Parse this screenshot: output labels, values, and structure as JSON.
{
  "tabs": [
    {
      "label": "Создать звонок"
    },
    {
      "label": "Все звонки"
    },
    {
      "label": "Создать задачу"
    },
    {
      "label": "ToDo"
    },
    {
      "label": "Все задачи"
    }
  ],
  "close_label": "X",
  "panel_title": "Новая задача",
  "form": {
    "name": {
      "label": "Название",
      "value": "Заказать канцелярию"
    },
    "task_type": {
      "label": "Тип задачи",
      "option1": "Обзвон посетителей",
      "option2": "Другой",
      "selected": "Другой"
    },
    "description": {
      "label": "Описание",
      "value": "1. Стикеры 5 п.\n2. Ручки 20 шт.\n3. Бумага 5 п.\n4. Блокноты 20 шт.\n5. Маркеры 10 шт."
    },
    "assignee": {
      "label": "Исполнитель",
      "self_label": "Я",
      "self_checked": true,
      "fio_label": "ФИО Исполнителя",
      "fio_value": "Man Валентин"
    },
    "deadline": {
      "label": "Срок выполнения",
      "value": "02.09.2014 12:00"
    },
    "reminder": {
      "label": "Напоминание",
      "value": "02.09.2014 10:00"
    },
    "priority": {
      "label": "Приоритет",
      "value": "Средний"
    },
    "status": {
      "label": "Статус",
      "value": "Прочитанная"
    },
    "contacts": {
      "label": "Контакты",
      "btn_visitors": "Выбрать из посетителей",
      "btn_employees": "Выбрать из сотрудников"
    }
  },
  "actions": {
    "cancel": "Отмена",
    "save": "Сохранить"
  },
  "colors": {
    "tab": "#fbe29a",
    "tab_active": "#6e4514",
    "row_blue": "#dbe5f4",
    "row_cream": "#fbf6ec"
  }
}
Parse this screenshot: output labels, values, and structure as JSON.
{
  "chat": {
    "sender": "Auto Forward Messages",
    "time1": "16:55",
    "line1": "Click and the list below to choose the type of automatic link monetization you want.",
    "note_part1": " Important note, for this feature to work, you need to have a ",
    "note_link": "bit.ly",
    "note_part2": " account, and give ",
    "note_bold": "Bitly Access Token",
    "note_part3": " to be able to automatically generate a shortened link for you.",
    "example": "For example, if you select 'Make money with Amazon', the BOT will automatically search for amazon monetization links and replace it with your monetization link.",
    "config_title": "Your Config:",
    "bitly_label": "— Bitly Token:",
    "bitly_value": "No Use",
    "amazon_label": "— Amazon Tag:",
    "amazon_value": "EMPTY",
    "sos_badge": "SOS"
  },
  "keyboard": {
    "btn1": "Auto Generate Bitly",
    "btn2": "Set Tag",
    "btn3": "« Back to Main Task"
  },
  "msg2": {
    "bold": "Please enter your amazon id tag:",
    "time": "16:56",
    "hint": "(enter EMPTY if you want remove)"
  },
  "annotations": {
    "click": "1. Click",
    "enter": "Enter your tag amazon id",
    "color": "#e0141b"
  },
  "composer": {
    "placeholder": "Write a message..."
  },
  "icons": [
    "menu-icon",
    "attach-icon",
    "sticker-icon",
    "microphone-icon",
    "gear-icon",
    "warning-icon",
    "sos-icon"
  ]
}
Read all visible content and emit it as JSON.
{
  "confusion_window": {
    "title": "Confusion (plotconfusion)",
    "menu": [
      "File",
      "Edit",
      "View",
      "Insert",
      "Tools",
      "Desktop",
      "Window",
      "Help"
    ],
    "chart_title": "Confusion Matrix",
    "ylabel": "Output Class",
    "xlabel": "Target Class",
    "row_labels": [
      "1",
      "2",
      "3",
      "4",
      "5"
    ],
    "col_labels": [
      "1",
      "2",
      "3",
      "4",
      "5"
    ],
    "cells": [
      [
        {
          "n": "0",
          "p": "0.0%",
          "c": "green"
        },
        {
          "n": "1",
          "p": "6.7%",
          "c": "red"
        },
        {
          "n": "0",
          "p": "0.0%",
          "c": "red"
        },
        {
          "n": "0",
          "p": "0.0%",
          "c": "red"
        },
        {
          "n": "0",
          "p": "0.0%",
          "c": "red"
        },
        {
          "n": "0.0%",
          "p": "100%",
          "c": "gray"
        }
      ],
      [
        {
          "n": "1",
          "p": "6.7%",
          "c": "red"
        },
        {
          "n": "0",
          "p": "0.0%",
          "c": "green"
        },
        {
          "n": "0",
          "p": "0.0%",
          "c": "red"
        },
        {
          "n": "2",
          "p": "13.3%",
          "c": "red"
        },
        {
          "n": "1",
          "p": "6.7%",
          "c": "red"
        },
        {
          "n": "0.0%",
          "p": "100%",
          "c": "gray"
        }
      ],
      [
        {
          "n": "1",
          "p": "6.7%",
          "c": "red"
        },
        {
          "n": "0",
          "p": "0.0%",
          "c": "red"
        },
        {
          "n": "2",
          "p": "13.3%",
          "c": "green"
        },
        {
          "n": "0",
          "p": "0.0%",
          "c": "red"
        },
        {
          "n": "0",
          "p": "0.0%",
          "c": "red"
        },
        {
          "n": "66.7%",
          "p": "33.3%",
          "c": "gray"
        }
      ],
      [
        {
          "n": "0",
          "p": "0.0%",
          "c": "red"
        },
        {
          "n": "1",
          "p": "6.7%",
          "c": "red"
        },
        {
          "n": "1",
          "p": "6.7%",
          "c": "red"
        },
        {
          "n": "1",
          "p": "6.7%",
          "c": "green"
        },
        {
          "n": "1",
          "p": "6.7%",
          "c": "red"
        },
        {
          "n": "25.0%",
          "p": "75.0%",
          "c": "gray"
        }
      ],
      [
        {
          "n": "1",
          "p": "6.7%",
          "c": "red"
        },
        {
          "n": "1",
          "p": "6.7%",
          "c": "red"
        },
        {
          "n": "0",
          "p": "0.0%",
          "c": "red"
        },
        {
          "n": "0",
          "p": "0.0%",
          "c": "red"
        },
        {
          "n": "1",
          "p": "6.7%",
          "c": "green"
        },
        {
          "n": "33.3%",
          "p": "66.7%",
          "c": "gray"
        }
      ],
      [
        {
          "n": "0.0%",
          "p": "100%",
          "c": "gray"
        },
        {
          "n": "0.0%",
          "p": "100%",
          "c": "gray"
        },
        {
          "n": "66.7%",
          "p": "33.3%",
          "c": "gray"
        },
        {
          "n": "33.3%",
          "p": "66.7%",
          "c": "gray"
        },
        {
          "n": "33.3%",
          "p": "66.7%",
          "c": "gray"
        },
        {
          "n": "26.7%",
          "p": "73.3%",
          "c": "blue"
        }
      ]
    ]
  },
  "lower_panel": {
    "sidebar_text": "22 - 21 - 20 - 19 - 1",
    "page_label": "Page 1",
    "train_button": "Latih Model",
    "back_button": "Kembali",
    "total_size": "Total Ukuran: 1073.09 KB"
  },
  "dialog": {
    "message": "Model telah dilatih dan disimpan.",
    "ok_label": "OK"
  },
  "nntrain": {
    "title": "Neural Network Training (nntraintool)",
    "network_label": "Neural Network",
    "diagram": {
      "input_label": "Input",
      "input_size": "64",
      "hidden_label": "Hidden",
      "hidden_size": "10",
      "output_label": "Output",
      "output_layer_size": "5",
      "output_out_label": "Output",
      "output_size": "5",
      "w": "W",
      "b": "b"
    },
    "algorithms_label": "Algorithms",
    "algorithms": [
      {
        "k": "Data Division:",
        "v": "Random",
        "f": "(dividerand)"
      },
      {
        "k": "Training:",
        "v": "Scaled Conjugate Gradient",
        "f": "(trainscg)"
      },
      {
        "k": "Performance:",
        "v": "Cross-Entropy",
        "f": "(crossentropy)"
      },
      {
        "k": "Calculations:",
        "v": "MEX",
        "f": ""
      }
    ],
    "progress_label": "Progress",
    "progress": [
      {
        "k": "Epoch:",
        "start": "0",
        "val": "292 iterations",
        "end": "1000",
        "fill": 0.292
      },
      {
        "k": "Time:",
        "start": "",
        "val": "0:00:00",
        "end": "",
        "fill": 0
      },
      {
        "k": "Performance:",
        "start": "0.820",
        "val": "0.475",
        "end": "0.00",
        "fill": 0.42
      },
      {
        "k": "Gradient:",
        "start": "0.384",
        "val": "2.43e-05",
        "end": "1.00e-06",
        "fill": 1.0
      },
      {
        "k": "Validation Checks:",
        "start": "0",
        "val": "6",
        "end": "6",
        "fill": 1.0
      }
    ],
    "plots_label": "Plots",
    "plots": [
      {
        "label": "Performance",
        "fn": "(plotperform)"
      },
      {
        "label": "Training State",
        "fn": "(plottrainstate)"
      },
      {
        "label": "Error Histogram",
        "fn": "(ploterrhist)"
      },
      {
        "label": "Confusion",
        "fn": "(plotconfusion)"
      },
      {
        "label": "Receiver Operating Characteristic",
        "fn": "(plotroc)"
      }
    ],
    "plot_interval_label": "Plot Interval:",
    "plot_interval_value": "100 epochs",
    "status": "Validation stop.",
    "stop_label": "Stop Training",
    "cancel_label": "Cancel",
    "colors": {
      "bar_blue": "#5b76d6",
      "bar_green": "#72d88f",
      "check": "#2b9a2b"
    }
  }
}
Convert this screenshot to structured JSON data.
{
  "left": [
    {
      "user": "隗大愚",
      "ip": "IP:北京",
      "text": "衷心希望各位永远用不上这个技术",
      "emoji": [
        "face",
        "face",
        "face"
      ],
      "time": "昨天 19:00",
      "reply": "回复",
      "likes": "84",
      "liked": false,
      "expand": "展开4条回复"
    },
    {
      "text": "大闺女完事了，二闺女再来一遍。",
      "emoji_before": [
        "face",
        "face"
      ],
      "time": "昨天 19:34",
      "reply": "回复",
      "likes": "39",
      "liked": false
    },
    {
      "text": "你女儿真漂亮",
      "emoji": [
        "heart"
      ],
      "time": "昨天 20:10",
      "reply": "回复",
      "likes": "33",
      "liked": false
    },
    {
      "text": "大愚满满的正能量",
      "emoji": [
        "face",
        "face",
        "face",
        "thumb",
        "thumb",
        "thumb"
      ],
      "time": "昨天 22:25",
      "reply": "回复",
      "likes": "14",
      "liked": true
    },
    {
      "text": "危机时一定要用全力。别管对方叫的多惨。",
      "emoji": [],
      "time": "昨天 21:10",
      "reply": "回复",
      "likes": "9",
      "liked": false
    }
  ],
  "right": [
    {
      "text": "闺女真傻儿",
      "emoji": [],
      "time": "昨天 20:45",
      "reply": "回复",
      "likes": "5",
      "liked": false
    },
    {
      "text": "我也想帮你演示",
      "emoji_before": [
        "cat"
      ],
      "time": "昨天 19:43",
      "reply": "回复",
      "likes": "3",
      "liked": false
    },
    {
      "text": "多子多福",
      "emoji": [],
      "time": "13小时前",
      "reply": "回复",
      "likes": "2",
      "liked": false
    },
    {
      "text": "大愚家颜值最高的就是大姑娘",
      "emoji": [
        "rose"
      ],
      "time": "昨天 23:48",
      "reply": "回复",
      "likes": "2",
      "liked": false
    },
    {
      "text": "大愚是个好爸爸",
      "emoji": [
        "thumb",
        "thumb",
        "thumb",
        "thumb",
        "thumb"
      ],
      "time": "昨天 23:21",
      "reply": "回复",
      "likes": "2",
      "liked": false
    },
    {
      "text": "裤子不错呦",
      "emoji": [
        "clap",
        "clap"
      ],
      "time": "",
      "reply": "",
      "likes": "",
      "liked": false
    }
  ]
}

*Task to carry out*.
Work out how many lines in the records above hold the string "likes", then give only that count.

*Answer section*.
11